Type 2 diabetes is often viewed as a dietary illness. That is partially true as diet is a big contributor.
However, other lifestyle factors such as insufficient sleep, long-term stress, and inappropriate physical activity all contribute, as well. For many of my patients, addressing these factors can be as important as their food choices.
Most cases of type 2 diabetes are caused by a condition called insulin resistance.
Insulin is an important hormone and one of its functions is to keep your blood sugar tightly controlled. If you are in optimal health and not insulin resistant, a sugary bowl of breakfast cereal will cause your blood sugar to go up. Your body will then release a little bit of insulin to bring it back down again.
As your health deteriorates and you start to become insulin-resistant, you need more and more insulin to keep your blood sugar under control. Your body has become deaf to insulin’s sound.
It is a little bit like alcohol – the very first time you have a drink, it may only take a few sips of wine to feel tipsy but as you become accustomed to drinking more and more, you need more and more alcohol to have the same effect – your body has become resistant to the effects of the alcohol.
This is similar to what happens in insulin resistance.
This raised level of insulin can itself cause many problems.
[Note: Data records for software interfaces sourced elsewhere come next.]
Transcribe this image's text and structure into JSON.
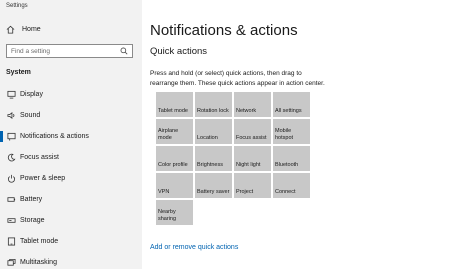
{
  "window": {
    "title": "Settings"
  },
  "sidebar": {
    "home_label": "Home",
    "search_placeholder": "Find a setting",
    "section_label": "System",
    "items": [
      {
        "label": "Display",
        "icon": "display-icon"
      },
      {
        "label": "Sound",
        "icon": "speaker-icon"
      },
      {
        "label": "Notifications & actions",
        "icon": "notification-icon",
        "active": true
      },
      {
        "label": "Focus assist",
        "icon": "moon-icon"
      },
      {
        "label": "Power & sleep",
        "icon": "power-icon"
      },
      {
        "label": "Battery",
        "icon": "battery-icon"
      },
      {
        "label": "Storage",
        "icon": "storage-icon"
      },
      {
        "label": "Tablet mode",
        "icon": "tablet-icon"
      },
      {
        "label": "Multitasking",
        "icon": "multitasking-icon"
      }
    ]
  },
  "main": {
    "title": "Notifications & actions",
    "subtitle": "Quick actions",
    "description": "Press and hold (or select) quick actions, then drag to rearrange them. These quick actions appear in action center.",
    "tiles": [
      "Tablet mode",
      "Rotation lock",
      "Network",
      "All settings",
      "Airplane mode",
      "Location",
      "Focus assist",
      "Mobile hotspot",
      "Color profile",
      "Brightness",
      "Night light",
      "Bluetooth",
      "VPN",
      "Battery saver",
      "Project",
      "Connect",
      "Nearby sharing"
    ],
    "link": "Add or remove quick actions"
  },
  "colors": {
    "accent": "#0063b1",
    "tile": "#c8c8c8",
    "sidebar_bg": "#f2f2f2"
  }
}
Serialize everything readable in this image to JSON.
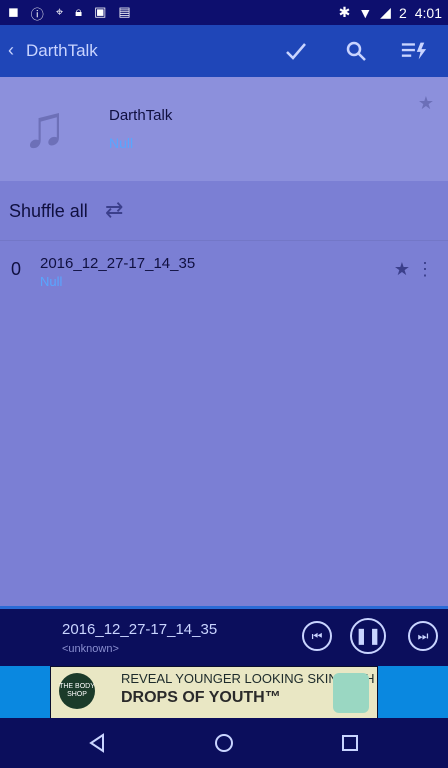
{
  "status": {
    "time": "4:01",
    "battery": "2"
  },
  "toolbar": {
    "back_symbol": "‹",
    "title": "DarthTalk"
  },
  "album": {
    "title": "DarthTalk",
    "subtitle": "Null"
  },
  "shuffle": {
    "label": "Shuffle all"
  },
  "track": {
    "index": "0",
    "title": "2016_12_27-17_14_35",
    "subtitle": "Null"
  },
  "player": {
    "title": "2016_12_27-17_14_35",
    "subtitle": "<unknown>"
  },
  "ad": {
    "brand": "THE BODY SHOP",
    "line1": "REVEAL YOUNGER LOOKING SKIN WITH",
    "line2": "DROPS OF YOUTH™"
  },
  "colors": {
    "toolbar": "#1f46b8",
    "status": "#0d0f6e",
    "content": "#7b7fd4",
    "accent": "#58a6ff"
  },
  "icons": {
    "check": "check-icon",
    "search": "search-icon",
    "queue": "queue-icon",
    "star": "star-icon",
    "shuffle": "shuffle-icon",
    "more": "more-icon",
    "prev": "previous-icon",
    "pause": "pause-icon",
    "next": "next-icon",
    "back": "back-nav-icon",
    "home": "home-nav-icon",
    "recents": "recents-nav-icon"
  }
}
And when the insulin can no longer keep your blood sugar under control – at that point, we give you a diagnosis of type 2 diabetes.
As I explained in a TED talk, there is a problem with blood sugar in type 2 diabetes, but it is not a blood sugar problem. By the…